About « Entre Soleils »

Poetry.

Not only the words, but also the images. And above all, the energy that emanates from their meet.

Poetry, thought as a clash of two different temporalities: the simultaneity of the image, the linearity of writing. The eye thinks it can embrace the image in its entirety, but it weaves meaning in the hollow of the words following an order imposed by the language. The image is illumination, a flash reminiscent of the flash of lightning in a dark sky. The text is rising from a star, progressive revelation of a light for those who have the patience to wait.

However, there is a time when words and images can maintain a dialogue beyond collision, from the clash of conflicting lights. And perhaps even hint at the possibility of a fusion, always imminent, without ever switching over to it completely. 

This hour is the one the writer Shmuel T. Meyer, winner of the 2021 Prix Goncourt de la Nouvelle, refers to the expression “Between suns”, which can be found in Kibbutz, the second collection of short stories in his trilogy devoted to by the Goncourt. This formula, translated from Hebrew, finds its equivalent in French in the expression “between dog and wolf”. It also gives its title to the art-book Entre-Soleils, where shows the meeting of a writer, Shmuel T. Meyer, and a plastic photographer, Michel Kirch.

 

The writer thus gives his view of two triptychs by the photographer, » Under the cherry tree » from the « Homo Fukushima » series as well as « Dérives » from the « Climats et Atmosphères" series, through a poem. 

Nourished by the Jewish culture common to the two artists, this text offers a reading of the photographs that it accompanies in the light of Genesis. The words then reveal the complexity of the images, where creation and destruction merge in a common process: these are post-apocalyptic landscapes that are delivered to us, through the advent of a new age of man disrupting the whole universe. The « Homo Fukushima » and « Climats » series thus touch on past and future cataclysms, while questioning the place of man and the living in these landscapes that worry and touch on the sublime. The procession of Butô dancers and Shinto monks, of a ghostly whiteness, becomes in the poem a shift from the era of angels to the era of man. 
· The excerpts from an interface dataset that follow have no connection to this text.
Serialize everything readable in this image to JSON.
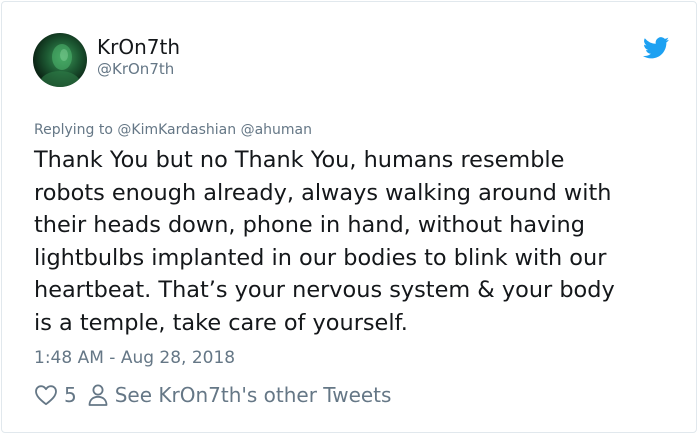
{
  "tweet": {
    "author": {
      "display_name": "KrOn7th",
      "handle": "@KrOn7th",
      "avatar_icon": "avatar-photo"
    },
    "platform_icon": "twitter-bird-icon",
    "replying": {
      "prefix": "Replying to",
      "mentions": [
        "@KimKardashian",
        "@ahuman"
      ]
    },
    "text_lines": [
      "Thank You but no Thank You, humans resemble",
      "robots enough already, always walking around with",
      "their heads down, phone in hand, without having",
      "lightbulbs implanted in our bodies to blink with our",
      "heartbeat. That’s your nervous system & your body",
      "is a temple, take care of yourself."
    ],
    "timestamp": "1:48 AM - Aug 28, 2018",
    "like_count": "5",
    "other_tweets_label": "See KrOn7th's other Tweets",
    "colors": {
      "text": "#14171a",
      "secondary": "#657786",
      "brand": "#1da1f2",
      "border": "#e1e8ed"
    }
  }
}
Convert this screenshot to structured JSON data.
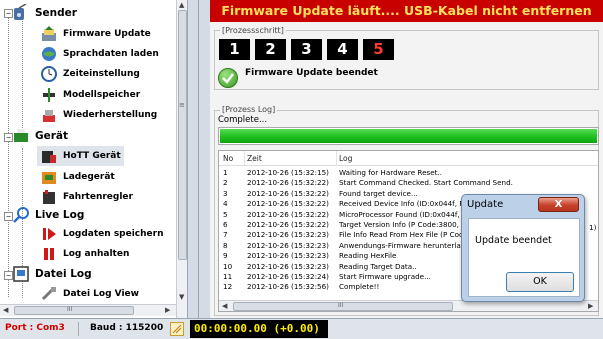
{
  "tree": {
    "items": [
      {
        "label": "Sender",
        "icon": "transmitter-icon"
      },
      {
        "label": "Firmware Update",
        "icon": "firmware-update-icon"
      },
      {
        "label": "Sprachdaten laden",
        "icon": "language-data-icon"
      },
      {
        "label": "Zeiteinstellung",
        "icon": "clock-icon"
      },
      {
        "label": "Modellspeicher",
        "icon": "model-memory-icon"
      },
      {
        "label": "Wiederherstellung",
        "icon": "restore-icon"
      },
      {
        "label": "Gerät",
        "icon": "device-icon"
      },
      {
        "label": "HoTT Gerät",
        "icon": "hott-device-icon"
      },
      {
        "label": "Ladegerät",
        "icon": "charger-icon"
      },
      {
        "label": "Fahrtenregler",
        "icon": "speed-controller-icon"
      },
      {
        "label": "Live Log",
        "icon": "live-log-icon"
      },
      {
        "label": "Logdaten speichern",
        "icon": "record-icon"
      },
      {
        "label": "Log anhalten",
        "icon": "stop-icon"
      },
      {
        "label": "Datei Log",
        "icon": "file-log-icon"
      },
      {
        "label": "Datei Log View",
        "icon": "file-log-view-icon"
      }
    ],
    "scroll_marker": "≡"
  },
  "banner": "Firmware Update läuft.... USB-Kabel nicht entfernen",
  "progress_section": {
    "title": "[Prozessschritt]",
    "steps": [
      "1",
      "2",
      "3",
      "4",
      "5"
    ],
    "active_step": "5",
    "done_text": "Firmware Update beendet"
  },
  "log_section": {
    "title": "[Prozess Log]",
    "complete_label": "Complete...",
    "progress": 1.0,
    "columns": [
      "No",
      "Zeit",
      "Log"
    ],
    "rows": [
      {
        "no": "1",
        "time": "2012-10-26 (15:32:15)",
        "log": "Waiting for Hardware Reset.."
      },
      {
        "no": "2",
        "time": "2012-10-26 (15:32:22)",
        "log": "Start Command Checked. Start Command Send."
      },
      {
        "no": "3",
        "time": "2012-10-26 (15:32:22)",
        "log": "Found target device..."
      },
      {
        "no": "4",
        "time": "2012-10-26 (15:32:22)",
        "log": "Received Device Info (ID:0x044f, PI:0"
      },
      {
        "no": "5",
        "time": "2012-10-26 (15:32:22)",
        "log": "MicroProcessor Found (ID:0x044f, PI:"
      },
      {
        "no": "6",
        "time": "2012-10-26 (15:32:22)",
        "log": "Target Version Info (P Code:3800, App"
      },
      {
        "no": "7",
        "time": "2012-10-26 (15:32:23)",
        "log": "File Info Read From Hex File (P Code:1"
      },
      {
        "no": "8",
        "time": "2012-10-26 (15:32:23)",
        "log": "Anwendungs-Firmware herunterladen"
      },
      {
        "no": "9",
        "time": "2012-10-26 (15:32:23)",
        "log": "Reading HexFile"
      },
      {
        "no": "10",
        "time": "2012-10-26 (15:32:23)",
        "log": "Reading Target Data.."
      },
      {
        "no": "11",
        "time": "2012-10-26 (15:32:24)",
        "log": "Start Firmware upgrade..."
      },
      {
        "no": "12",
        "time": "2012-10-26 (15:32:56)",
        "log": "Complete!!"
      }
    ],
    "overflow_fragment": "1)",
    "scroll_marker": "III"
  },
  "dialog": {
    "title": "Update",
    "message": "Update beendet",
    "ok_label": "OK",
    "close_label": "X"
  },
  "statusbar": {
    "port": "Port : Com3",
    "baud": "Baud : 115200",
    "timer": "00:00:00.00  (+0.00)"
  },
  "colors": {
    "banner_bg": "#c80000",
    "banner_text": "#ffe15a",
    "progress_green": "#20c01f",
    "active_step": "#ff3a30",
    "port_text": "#d40000",
    "timer_text": "#ffee00"
  }
}
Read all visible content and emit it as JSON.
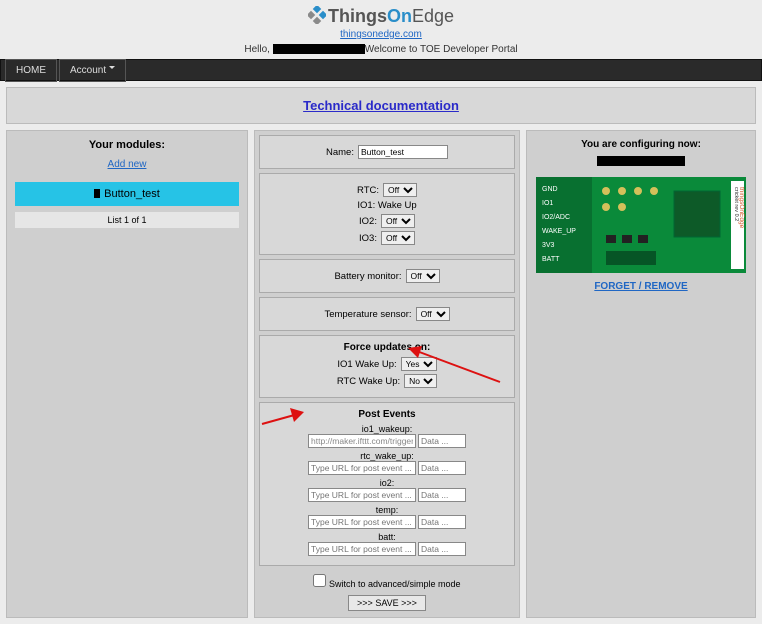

From love to freedom, the text then ends with a gap: that of the possibility of the worst, which defines man, and is at the heart of the concerns of the « Homo Fukushima » and « Climats » series. It is then nature that becomes the painful imprint of this free will.

 

In its interpretative approach, the poem does not muffle the language of the image: on the contrary, it makes its silences resonate.

 

This meeting between two poets, in the hollow of the hour before dusk, is made possible by a unique bias and know-how. The book is also the work of a publishing house, Le Renard Pâle, which knew how to give a setting to the dialogue. Describing themselves as "book artists", publishers Patricia Dupuy and Bernard Soria created a bespoke form for Entre-Soleils. Sumptuous as a jewel, a black leather box houses the works. Its opening is a visual and tactile ceremony, as the poem and the triptychs unfold. Entre-Soleils belongs to the Téménos collection, "sacred space" in Greek. From this meeting between writer, artist and publishers, we retain the feat of having been able to give a temple to the eternal lamps of poetry.

 

 

Sophia Kirch